[Task item]:
Leaving out the images, return the data below exactly as it is written.
======== Material provided ========
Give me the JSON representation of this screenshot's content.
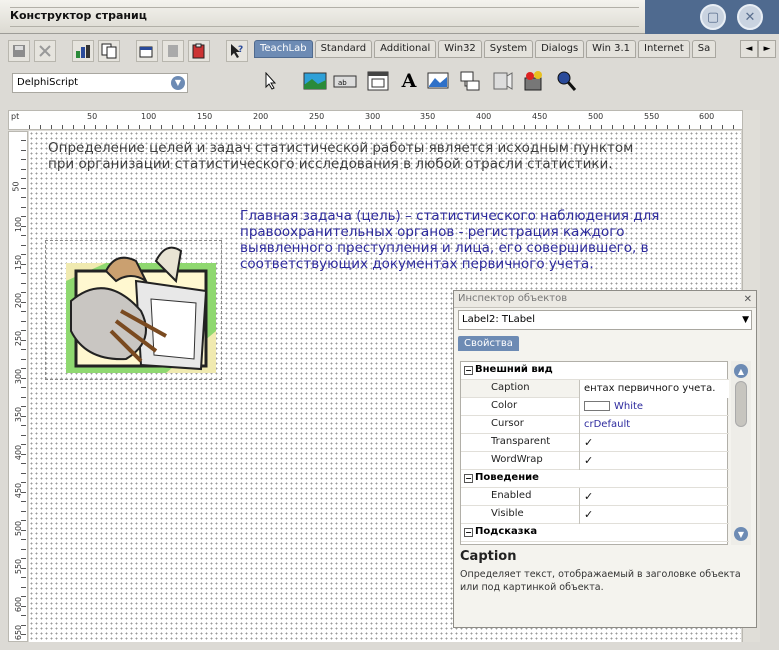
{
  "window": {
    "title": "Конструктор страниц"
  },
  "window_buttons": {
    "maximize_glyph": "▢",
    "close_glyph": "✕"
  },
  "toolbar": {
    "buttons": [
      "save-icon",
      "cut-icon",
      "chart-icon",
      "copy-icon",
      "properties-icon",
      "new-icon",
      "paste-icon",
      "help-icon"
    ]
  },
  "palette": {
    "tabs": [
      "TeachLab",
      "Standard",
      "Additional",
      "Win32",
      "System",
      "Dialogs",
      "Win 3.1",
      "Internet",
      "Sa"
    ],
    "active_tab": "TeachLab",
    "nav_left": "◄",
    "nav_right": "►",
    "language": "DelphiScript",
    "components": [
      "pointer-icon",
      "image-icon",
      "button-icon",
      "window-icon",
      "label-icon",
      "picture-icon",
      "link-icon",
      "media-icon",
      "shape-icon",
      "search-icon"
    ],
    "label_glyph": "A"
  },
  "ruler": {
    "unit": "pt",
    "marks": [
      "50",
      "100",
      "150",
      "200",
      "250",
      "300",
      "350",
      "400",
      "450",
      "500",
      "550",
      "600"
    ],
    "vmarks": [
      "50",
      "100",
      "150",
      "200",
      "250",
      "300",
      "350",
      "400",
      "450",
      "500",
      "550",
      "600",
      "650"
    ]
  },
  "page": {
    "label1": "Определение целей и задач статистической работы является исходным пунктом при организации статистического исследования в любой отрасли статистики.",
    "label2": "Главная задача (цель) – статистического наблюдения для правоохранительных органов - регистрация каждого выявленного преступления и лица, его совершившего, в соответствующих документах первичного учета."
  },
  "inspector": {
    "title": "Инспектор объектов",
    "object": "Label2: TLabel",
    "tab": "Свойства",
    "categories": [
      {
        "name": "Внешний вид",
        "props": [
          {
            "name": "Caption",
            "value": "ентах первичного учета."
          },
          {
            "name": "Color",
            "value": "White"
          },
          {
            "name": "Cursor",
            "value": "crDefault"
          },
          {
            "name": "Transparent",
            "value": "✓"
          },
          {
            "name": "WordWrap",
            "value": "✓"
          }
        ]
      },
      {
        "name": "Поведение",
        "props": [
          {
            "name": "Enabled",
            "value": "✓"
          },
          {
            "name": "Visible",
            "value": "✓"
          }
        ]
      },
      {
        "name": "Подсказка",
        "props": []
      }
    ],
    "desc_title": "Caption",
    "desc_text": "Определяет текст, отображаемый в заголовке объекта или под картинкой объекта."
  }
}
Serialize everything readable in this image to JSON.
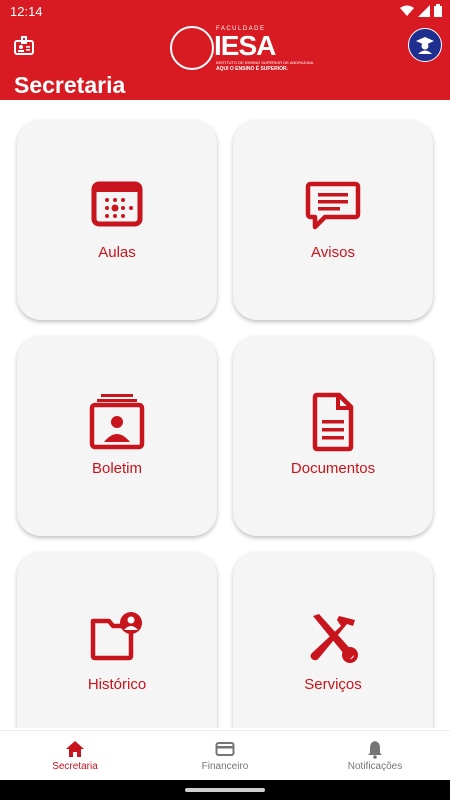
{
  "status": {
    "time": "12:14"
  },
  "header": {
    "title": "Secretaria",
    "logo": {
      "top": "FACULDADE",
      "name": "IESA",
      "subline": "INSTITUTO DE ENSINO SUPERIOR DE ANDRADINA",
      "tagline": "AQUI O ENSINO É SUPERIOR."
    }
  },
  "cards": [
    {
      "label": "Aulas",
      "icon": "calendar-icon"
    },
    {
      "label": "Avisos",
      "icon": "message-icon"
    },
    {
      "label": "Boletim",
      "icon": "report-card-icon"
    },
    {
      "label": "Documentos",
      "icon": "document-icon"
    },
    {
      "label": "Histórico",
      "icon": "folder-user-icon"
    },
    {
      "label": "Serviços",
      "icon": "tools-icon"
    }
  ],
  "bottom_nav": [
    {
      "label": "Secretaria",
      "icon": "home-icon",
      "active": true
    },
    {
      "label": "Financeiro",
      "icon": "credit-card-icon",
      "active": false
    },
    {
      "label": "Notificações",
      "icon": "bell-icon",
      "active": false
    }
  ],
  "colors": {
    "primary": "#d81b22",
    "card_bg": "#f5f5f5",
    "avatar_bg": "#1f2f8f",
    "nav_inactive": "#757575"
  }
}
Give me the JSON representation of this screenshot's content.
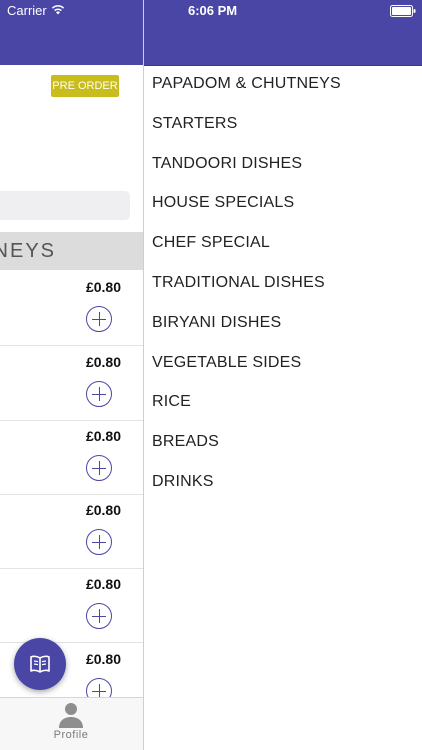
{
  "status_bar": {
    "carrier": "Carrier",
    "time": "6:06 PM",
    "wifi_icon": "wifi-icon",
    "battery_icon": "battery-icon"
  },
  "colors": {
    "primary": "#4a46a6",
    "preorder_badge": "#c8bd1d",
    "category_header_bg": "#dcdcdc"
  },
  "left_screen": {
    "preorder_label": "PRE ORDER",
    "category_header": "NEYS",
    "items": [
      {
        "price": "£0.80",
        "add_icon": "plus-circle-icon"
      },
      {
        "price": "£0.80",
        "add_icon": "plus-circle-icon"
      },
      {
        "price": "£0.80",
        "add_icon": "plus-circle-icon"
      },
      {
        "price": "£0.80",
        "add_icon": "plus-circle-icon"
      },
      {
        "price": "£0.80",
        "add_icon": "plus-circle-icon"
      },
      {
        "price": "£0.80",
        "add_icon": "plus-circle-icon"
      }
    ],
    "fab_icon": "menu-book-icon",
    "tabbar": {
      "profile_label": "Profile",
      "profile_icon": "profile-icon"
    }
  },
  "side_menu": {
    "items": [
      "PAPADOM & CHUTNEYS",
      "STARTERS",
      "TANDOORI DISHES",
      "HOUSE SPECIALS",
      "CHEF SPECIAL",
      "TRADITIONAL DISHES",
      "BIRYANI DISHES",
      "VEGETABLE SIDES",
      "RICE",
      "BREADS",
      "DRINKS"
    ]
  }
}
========
[Answer]:
Give me the JSON representation of this screenshot's content.
{
  "window": {
    "title": "Конструктор страниц"
  },
  "window_buttons": {
    "maximize_glyph": "▢",
    "close_glyph": "✕"
  },
  "toolbar": {
    "buttons": [
      "save-icon",
      "cut-icon",
      "chart-icon",
      "copy-icon",
      "properties-icon",
      "new-icon",
      "paste-icon",
      "help-icon"
    ]
  },
  "palette": {
    "tabs": [
      "TeachLab",
      "Standard",
      "Additional",
      "Win32",
      "System",
      "Dialogs",
      "Win 3.1",
      "Internet",
      "Sa"
    ],
    "active_tab": "TeachLab",
    "nav_left": "◄",
    "nav_right": "►",
    "language": "DelphiScript",
    "components": [
      "pointer-icon",
      "image-icon",
      "button-icon",
      "window-icon",
      "label-icon",
      "picture-icon",
      "link-icon",
      "media-icon",
      "shape-icon",
      "search-icon"
    ],
    "label_glyph": "A"
  },
  "ruler": {
    "unit": "pt",
    "marks": [
      "50",
      "100",
      "150",
      "200",
      "250",
      "300",
      "350",
      "400",
      "450",
      "500",
      "550",
      "600"
    ],
    "vmarks": [
      "50",
      "100",
      "150",
      "200",
      "250",
      "300",
      "350",
      "400",
      "450",
      "500",
      "550",
      "600",
      "650"
    ]
  },
  "page": {
    "label1": "Определение целей и задач статистической работы является исходным пунктом при организации статистического исследования в любой отрасли статистики.",
    "label2": "Главная задача (цель) – статистического наблюдения для правоохранительных органов - регистрация каждого выявленного преступления и лица, его совершившего, в соответствующих документах первичного учета."
  },
  "inspector": {
    "title": "Инспектор объектов",
    "object": "Label2: TLabel",
    "tab": "Свойства",
    "categories": [
      {
        "name": "Внешний вид",
        "props": [
          {
            "name": "Caption",
            "value": "ентах первичного учета."
          },
          {
            "name": "Color",
            "value": "White"
          },
          {
            "name": "Cursor",
            "value": "crDefault"
          },
          {
            "name": "Transparent",
            "value": "✓"
          },
          {
            "name": "WordWrap",
            "value": "✓"
          }
        ]
      },
      {
        "name": "Поведение",
        "props": [
          {
            "name": "Enabled",
            "value": "✓"
          },
          {
            "name": "Visible",
            "value": "✓"
          }
        ]
      },
      {
        "name": "Подсказка",
        "props": []
      }
    ],
    "desc_title": "Caption",
    "desc_text": "Определяет текст, отображаемый в заголовке объекта или под картинкой объекта."
  }
}
Serialize everything readable in this image to JSON.
{
  "status": {
    "time": "12:14"
  },
  "header": {
    "title": "Secretaria",
    "logo": {
      "top": "FACULDADE",
      "name": "IESA",
      "subline": "INSTITUTO DE ENSINO SUPERIOR DE ANDRADINA",
      "tagline": "AQUI O ENSINO É SUPERIOR."
    }
  },
  "cards": [
    {
      "label": "Aulas",
      "icon": "calendar-icon"
    },
    {
      "label": "Avisos",
      "icon": "message-icon"
    },
    {
      "label": "Boletim",
      "icon": "report-card-icon"
    },
    {
      "label": "Documentos",
      "icon": "document-icon"
    },
    {
      "label": "Histórico",
      "icon": "folder-user-icon"
    },
    {
      "label": "Serviços",
      "icon": "tools-icon"
    }
  ],
  "bottom_nav": [
    {
      "label": "Secretaria",
      "icon": "home-icon",
      "active": true
    },
    {
      "label": "Financeiro",
      "icon": "credit-card-icon",
      "active": false
    },
    {
      "label": "Notificações",
      "icon": "bell-icon",
      "active": false
    }
  ],
  "colors": {
    "primary": "#d81b22",
    "card_bg": "#f5f5f5",
    "avatar_bg": "#1f2f8f",
    "nav_inactive": "#757575"
  }
}
Give me the JSON representation of this screenshot's content.
{
  "status_bar": {
    "carrier": "Carrier",
    "time": "6:06 PM",
    "wifi_icon": "wifi-icon",
    "battery_icon": "battery-icon"
  },
  "colors": {
    "primary": "#4a46a6",
    "preorder_badge": "#c8bd1d",
    "category_header_bg": "#dcdcdc"
  },
  "left_screen": {
    "preorder_label": "PRE ORDER",
    "category_header": "NEYS",
    "items": [
      {
        "price": "£0.80",
        "add_icon": "plus-circle-icon"
      },
      {
        "price": "£0.80",
        "add_icon": "plus-circle-icon"
      },
      {
        "price": "£0.80",
        "add_icon": "plus-circle-icon"
      },
      {
        "price": "£0.80",
        "add_icon": "plus-circle-icon"
      },
      {
        "price": "£0.80",
        "add_icon": "plus-circle-icon"
      },
      {
        "price": "£0.80",
        "add_icon": "plus-circle-icon"
      }
    ],
    "fab_icon": "menu-book-icon",
    "tabbar": {
      "profile_label": "Profile",
      "profile_icon": "profile-icon"
    }
  },
  "side_menu": {
    "items": [
      "PAPADOM & CHUTNEYS",
      "STARTERS",
      "TANDOORI DISHES",
      "HOUSE SPECIALS",
      "CHEF SPECIAL",
      "TRADITIONAL DISHES",
      "BIRYANI DISHES",
      "VEGETABLE SIDES",
      "RICE",
      "BREADS",
      "DRINKS"
    ]
  }
}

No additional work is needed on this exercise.